▸ YOUR TASK: Reproduce every entry in the listing without alteration.

▸ MATERIAL FOR THIS EXERCISE:
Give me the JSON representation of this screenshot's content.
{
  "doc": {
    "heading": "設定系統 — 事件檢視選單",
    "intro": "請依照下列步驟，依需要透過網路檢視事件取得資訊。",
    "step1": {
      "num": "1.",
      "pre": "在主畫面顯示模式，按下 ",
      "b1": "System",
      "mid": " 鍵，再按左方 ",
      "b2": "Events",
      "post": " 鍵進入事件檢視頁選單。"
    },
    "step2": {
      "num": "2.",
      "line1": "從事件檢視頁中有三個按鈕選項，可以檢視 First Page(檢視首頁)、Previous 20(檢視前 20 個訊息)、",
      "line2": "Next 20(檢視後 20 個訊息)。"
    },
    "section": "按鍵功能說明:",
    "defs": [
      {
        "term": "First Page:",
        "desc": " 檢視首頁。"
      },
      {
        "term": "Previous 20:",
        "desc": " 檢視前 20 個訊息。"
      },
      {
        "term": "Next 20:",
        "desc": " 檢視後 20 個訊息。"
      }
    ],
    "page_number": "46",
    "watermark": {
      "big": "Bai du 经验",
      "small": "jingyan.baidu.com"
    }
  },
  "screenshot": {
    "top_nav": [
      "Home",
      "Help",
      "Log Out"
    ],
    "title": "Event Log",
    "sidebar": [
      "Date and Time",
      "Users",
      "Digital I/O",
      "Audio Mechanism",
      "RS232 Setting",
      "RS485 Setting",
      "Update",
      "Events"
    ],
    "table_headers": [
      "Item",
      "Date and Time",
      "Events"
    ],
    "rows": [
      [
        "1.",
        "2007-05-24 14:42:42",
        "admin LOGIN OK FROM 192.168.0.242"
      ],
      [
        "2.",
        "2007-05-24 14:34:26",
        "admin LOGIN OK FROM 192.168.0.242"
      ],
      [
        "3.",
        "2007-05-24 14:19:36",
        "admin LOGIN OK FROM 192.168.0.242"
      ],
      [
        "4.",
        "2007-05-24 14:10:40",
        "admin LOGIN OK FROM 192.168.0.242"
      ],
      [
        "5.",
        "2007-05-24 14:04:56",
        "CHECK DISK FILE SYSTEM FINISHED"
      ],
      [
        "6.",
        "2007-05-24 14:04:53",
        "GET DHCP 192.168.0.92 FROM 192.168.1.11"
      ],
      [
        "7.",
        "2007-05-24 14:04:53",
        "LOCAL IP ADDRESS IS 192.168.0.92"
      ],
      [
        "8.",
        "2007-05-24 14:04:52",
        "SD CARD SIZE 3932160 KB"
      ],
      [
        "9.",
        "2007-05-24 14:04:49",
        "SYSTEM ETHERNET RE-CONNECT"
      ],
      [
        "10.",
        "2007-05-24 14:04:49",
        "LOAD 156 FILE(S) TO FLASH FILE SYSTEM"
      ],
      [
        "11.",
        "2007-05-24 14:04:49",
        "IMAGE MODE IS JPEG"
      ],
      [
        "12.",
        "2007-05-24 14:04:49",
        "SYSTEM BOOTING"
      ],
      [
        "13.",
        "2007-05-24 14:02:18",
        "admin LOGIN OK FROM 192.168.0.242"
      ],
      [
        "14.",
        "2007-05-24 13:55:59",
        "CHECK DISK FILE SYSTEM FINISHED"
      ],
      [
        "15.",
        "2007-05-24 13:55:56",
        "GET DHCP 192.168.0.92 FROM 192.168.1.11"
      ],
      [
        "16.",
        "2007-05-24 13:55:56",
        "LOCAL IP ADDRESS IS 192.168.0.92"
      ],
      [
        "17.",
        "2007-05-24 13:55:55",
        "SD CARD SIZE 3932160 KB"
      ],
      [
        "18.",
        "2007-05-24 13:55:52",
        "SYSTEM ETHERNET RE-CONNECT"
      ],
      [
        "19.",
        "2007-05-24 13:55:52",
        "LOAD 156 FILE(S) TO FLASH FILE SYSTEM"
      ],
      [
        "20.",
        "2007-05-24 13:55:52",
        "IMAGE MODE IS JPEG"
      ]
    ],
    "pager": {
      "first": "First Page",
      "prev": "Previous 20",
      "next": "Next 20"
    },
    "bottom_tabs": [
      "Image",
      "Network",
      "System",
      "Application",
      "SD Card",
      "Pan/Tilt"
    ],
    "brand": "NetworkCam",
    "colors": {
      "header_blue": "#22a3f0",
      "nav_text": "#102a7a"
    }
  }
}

▸ REPLY TO THE EXERCISE:
Give me the JSON representation of this screenshot's content.
{
  "doc": {
    "heading": "設定系統 — 事件檢視選單",
    "intro": "請依照下列步驟，依需要透過網路檢視事件取得資訊。",
    "step1": {
      "num": "1.",
      "pre": "在主畫面顯示模式，按下 ",
      "b1": "System",
      "mid": " 鍵，再按左方 ",
      "b2": "Events",
      "post": " 鍵進入事件檢視頁選單。"
    },
    "step2": {
      "num": "2.",
      "line1": "從事件檢視頁中有三個按鈕選項，可以檢視 First Page(檢視首頁)、Previous 20(檢視前 20 個訊息)、",
      "line2": "Next 20(檢視後 20 個訊息)。"
    },
    "section": "按鍵功能說明:",
    "defs": [
      {
        "term": "First Page:",
        "desc": " 檢視首頁。"
      },
      {
        "term": "Previous 20:",
        "desc": " 檢視前 20 個訊息。"
      },
      {
        "term": "Next 20:",
        "desc": " 檢視後 20 個訊息。"
      }
    ],
    "page_number": "46",
    "watermark": {
      "big": "Bai du 经验",
      "small": "jingyan.baidu.com"
    }
  },
  "screenshot": {
    "top_nav": [
      "Home",
      "Help",
      "Log Out"
    ],
    "title": "Event Log",
    "sidebar": [
      "Date and Time",
      "Users",
      "Digital I/O",
      "Audio Mechanism",
      "RS232 Setting",
      "RS485 Setting",
      "Update",
      "Events"
    ],
    "table_headers": [
      "Item",
      "Date and Time",
      "Events"
    ],
    "rows": [
      [
        "1.",
        "2007-05-24 14:42:42",
        "admin LOGIN OK FROM 192.168.0.242"
      ],
      [
        "2.",
        "2007-05-24 14:34:26",
        "admin LOGIN OK FROM 192.168.0.242"
      ],
      [
        "3.",
        "2007-05-24 14:19:36",
        "admin LOGIN OK FROM 192.168.0.242"
      ],
      [
        "4.",
        "2007-05-24 14:10:40",
        "admin LOGIN OK FROM 192.168.0.242"
      ],
      [
        "5.",
        "2007-05-24 14:04:56",
        "CHECK DISK FILE SYSTEM FINISHED"
      ],
      [
        "6.",
        "2007-05-24 14:04:53",
        "GET DHCP 192.168.0.92 FROM 192.168.1.11"
      ],
      [
        "7.",
        "2007-05-24 14:04:53",
        "LOCAL IP ADDRESS IS 192.168.0.92"
      ],
      [
        "8.",
        "2007-05-24 14:04:52",
        "SD CARD SIZE 3932160 KB"
      ],
      [
        "9.",
        "2007-05-24 14:04:49",
        "SYSTEM ETHERNET RE-CONNECT"
      ],
      [
        "10.",
        "2007-05-24 14:04:49",
        "LOAD 156 FILE(S) TO FLASH FILE SYSTEM"
      ],
      [
        "11.",
        "2007-05-24 14:04:49",
        "IMAGE MODE IS JPEG"
      ],
      [
        "12.",
        "2007-05-24 14:04:49",
        "SYSTEM BOOTING"
      ],
      [
        "13.",
        "2007-05-24 14:02:18",
        "admin LOGIN OK FROM 192.168.0.242"
      ],
      [
        "14.",
        "2007-05-24 13:55:59",
        "CHECK DISK FILE SYSTEM FINISHED"
      ],
      [
        "15.",
        "2007-05-24 13:55:56",
        "GET DHCP 192.168.0.92 FROM 192.168.1.11"
      ],
      [
        "16.",
        "2007-05-24 13:55:56",
        "LOCAL IP ADDRESS IS 192.168.0.92"
      ],
      [
        "17.",
        "2007-05-24 13:55:55",
        "SD CARD SIZE 3932160 KB"
      ],
      [
        "18.",
        "2007-05-24 13:55:52",
        "SYSTEM ETHERNET RE-CONNECT"
      ],
      [
        "19.",
        "2007-05-24 13:55:52",
        "LOAD 156 FILE(S) TO FLASH FILE SYSTEM"
      ],
      [
        "20.",
        "2007-05-24 13:55:52",
        "IMAGE MODE IS JPEG"
      ]
    ],
    "pager": {
      "first": "First Page",
      "prev": "Previous 20",
      "next": "Next 20"
    },
    "bottom_tabs": [
      "Image",
      "Network",
      "System",
      "Application",
      "SD Card",
      "Pan/Tilt"
    ],
    "brand": "NetworkCam",
    "colors": {
      "header_blue": "#22a3f0",
      "nav_text": "#102a7a"
    }
  }
}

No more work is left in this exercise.